Task to carry out: Your answer must be one number: the count of lines below that include "cumplio".

Record extracts:
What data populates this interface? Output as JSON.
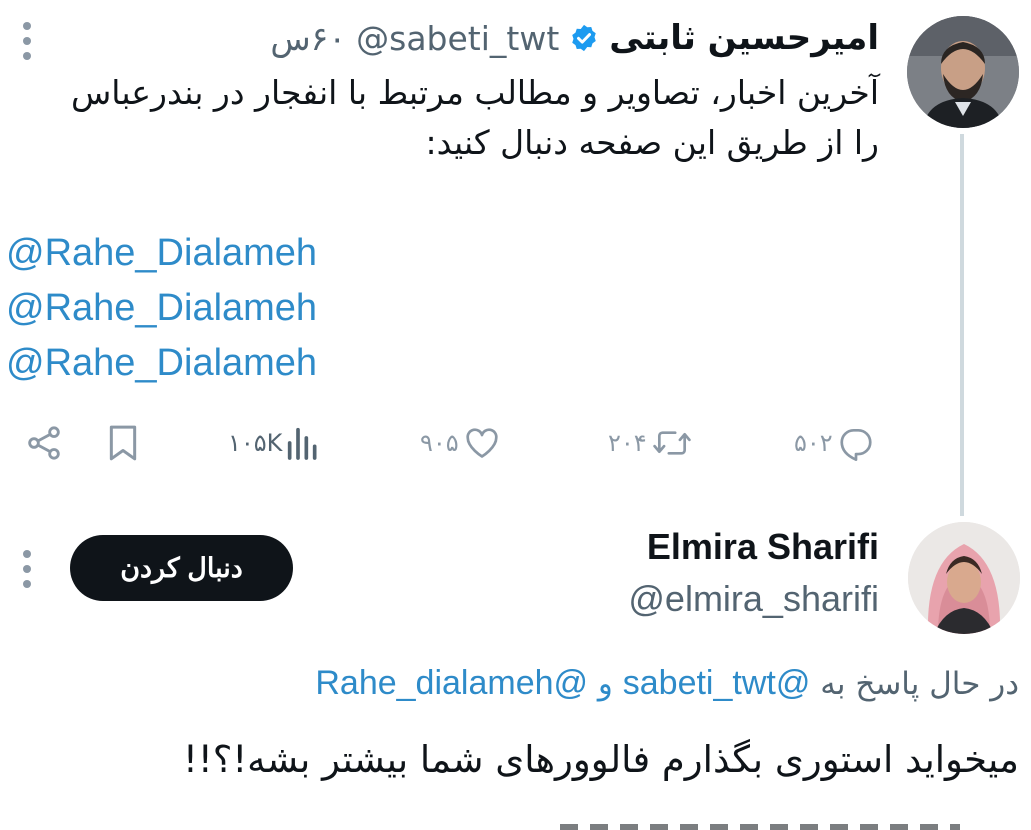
{
  "tweet1": {
    "author_name": "امیرحسین ثابتی",
    "author_handle": "@sabeti_twt",
    "time": "۶۰س",
    "verified": true,
    "body_line1": "آخرین اخبار، تصاویر و مطالب مرتبط با انفجار در بندرعباس",
    "body_line2": "را از طریق این صفحه دنبال کنید:",
    "mentions": [
      "@Rahe_Dialameh",
      "@Rahe_Dialameh",
      "@Rahe_Dialameh"
    ],
    "stats": {
      "replies": "۵۰۲",
      "retweets": "۲۰۴",
      "likes": "۹۰۵",
      "views": "۱۰۵K"
    }
  },
  "tweet2": {
    "author_name": "Elmira Sharifi",
    "author_handle": "@elmira_sharifi",
    "follow_label": "دنبال کردن",
    "replying_prefix": "در حال پاسخ به",
    "replying_mention1": "@sabeti_twt",
    "replying_and": "و",
    "replying_mention2": "@Rahe_dialameh",
    "body": "میخواید استوری بگذارم فالوورهای شما بیشتر بشه!؟!!"
  },
  "colors": {
    "accent": "#1d9bf0",
    "mention": "#2e8bc9",
    "muted": "#536471",
    "text": "#0f1419",
    "thread_line": "#cfd9de"
  },
  "icons": [
    "verified-badge-icon",
    "reply-icon",
    "retweet-icon",
    "like-icon",
    "views-icon",
    "bookmark-icon",
    "share-icon",
    "more-icon"
  ]
}
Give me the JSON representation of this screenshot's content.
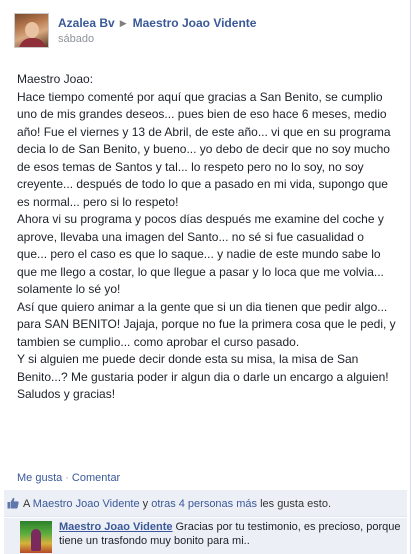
{
  "post": {
    "author": "Azalea Bv",
    "target": "Maestro Joao Vidente",
    "timestamp": "sábado",
    "message_lines": [
      "Maestro Joao:",
      "Hace tiempo comenté por aquí que gracias a San Benito, se cumplio uno de mis grandes deseos... pues bien de eso hace 6 meses, medio año! Fue el viernes y 13 de Abril, de este año... vi que en su programa decia lo de San Benito, y bueno... yo debo de decir que no soy mucho de esos temas de Santos y tal... lo respeto pero no lo soy, no soy creyente... después de todo lo que a pasado en mi vida, supongo que es normal... pero si lo respeto!",
      "Ahora vi su programa y pocos días después me examine del coche y aprove, llevaba una imagen del Santo... no sé si fue casualidad o que... pero el caso es que lo saque... y nadie de este mundo sabe lo que me llego a costar, lo que llegue a pasar y lo loca que me volvia... solamente lo sé yo!",
      "Así que quiero animar a la gente que si un dia tienen que pedir algo... para SAN BENITO! Jajaja, porque no fue la primera cosa que le pedi, y tambien se cumplio... como aprobar el curso pasado.",
      "Y si alguien me puede decir donde esta su misa, la misa de San Benito...? Me gustaria poder ir algun dia o darle un encargo a alguien!",
      "Saludos y gracias!"
    ]
  },
  "actions": {
    "like": "Me gusta",
    "separator": "·",
    "comment": "Comentar"
  },
  "likes": {
    "prefix": "A ",
    "page": "Maestro Joao Vidente",
    "middle": " y ",
    "others": "otras 4 personas más",
    "suffix": " les gusta esto."
  },
  "comment": {
    "author": "Maestro Joao Vidente",
    "text": "Gracias por tu testimonio, es precioso, porque tiene un trasfondo muy bonito para mi.."
  },
  "icons": {
    "breadcrumb": "triangle-right-icon",
    "like": "thumbs-up-icon"
  },
  "colors": {
    "link": "#3b5998",
    "bar_bg": "#eceff5",
    "meta": "#90949c"
  }
}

Worked solution: 2